I say 'alleges' based on the the general tone of Joey Severn's article in the Derby Telegraph (here) when Joey refers to Karen Bradley's "ordination as a canon back in 2012". Far be it from me to dispute the 'facts' but I find it somewhat irksome to read articles about life in the Church written by reporters with no clear understanding of the subject they are addressing, rather like a ballet critic reporting on a boxing bout. Here are a few gems from a very mixed up article - including the picture captions. The italics are mine.
"She was among the first women to be ordained in 1994, when being a woman in the Church was hugely controversial.... Women in the Church has been an issue that has divided the institution for decades."
And get this! "The first women ordinations took place at St Paul's Cathedral, in London. However, it was not without controversy. Members left and entire congregations changed their branch of Christianity because of their unwillingness to accept women.

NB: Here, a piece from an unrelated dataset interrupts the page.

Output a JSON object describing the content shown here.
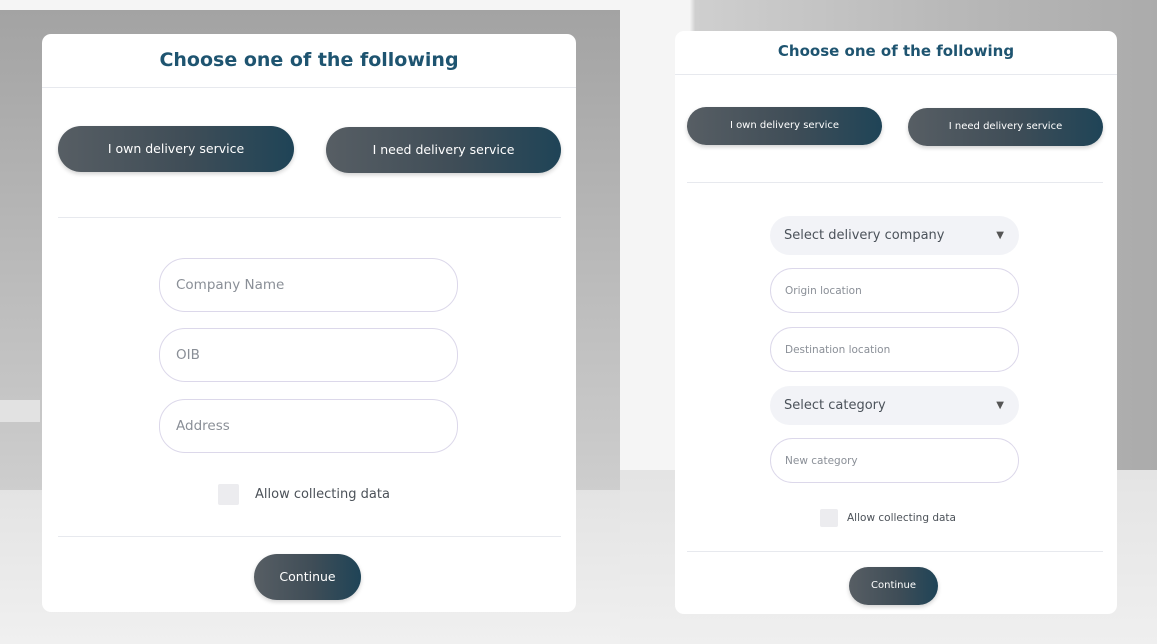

It is not unusual for hacks to confuse the facts but clerics should know better than to misrepresent Holy Scripture as in this piece of self-justification:
"The Rev Jean Burgess, who leads St Alkmund's Church, in Derby, is the Dean of Women's Ministry. She sees the reasons behind the unwillingness ["to accept women"] as being ingrained in thousands of years of tradition. She said: 'The tradition in the Church states that Jesus chose men. The reality is that, in the New Testament, it is very clear that it only highlights 12 men but that there were women disciples in his party. It is argued that most of the people in the Bible are men leading churches, but Paul clearly talks about women leading churches. The Bible we use is a translation from Greek and Hebrew. Greek is a very diverse language and one word can mean a number of different things. It seems to me, as a woman, that those scriptures are mistranslated and misunderstood. For me, it is about being equal under God and serving him as best we can."
There is a world of difference between serving and self-serving. St Paul used to be held up as the arch-misogynist. Here he is used to justify the ordination of women.
The article continues with what seems to me to be an odd contradiction: "Despite that opposition, women now make up a third of the Church of England's clergy and approval may soon be given for women to have the opportunity to be ordained as bishops. But for all the column inches in the press that the issue has generated across the country, people outside the Church are still surprised to see a woman in a collar."
Women have won their battle to become accepted as vicars in the Church of England. Their constant complaining about alleged inequality brings the Church into disrepute as does trying to convince outsiders that opposition to the ordination of women is simple prejudice rather than a question of theology.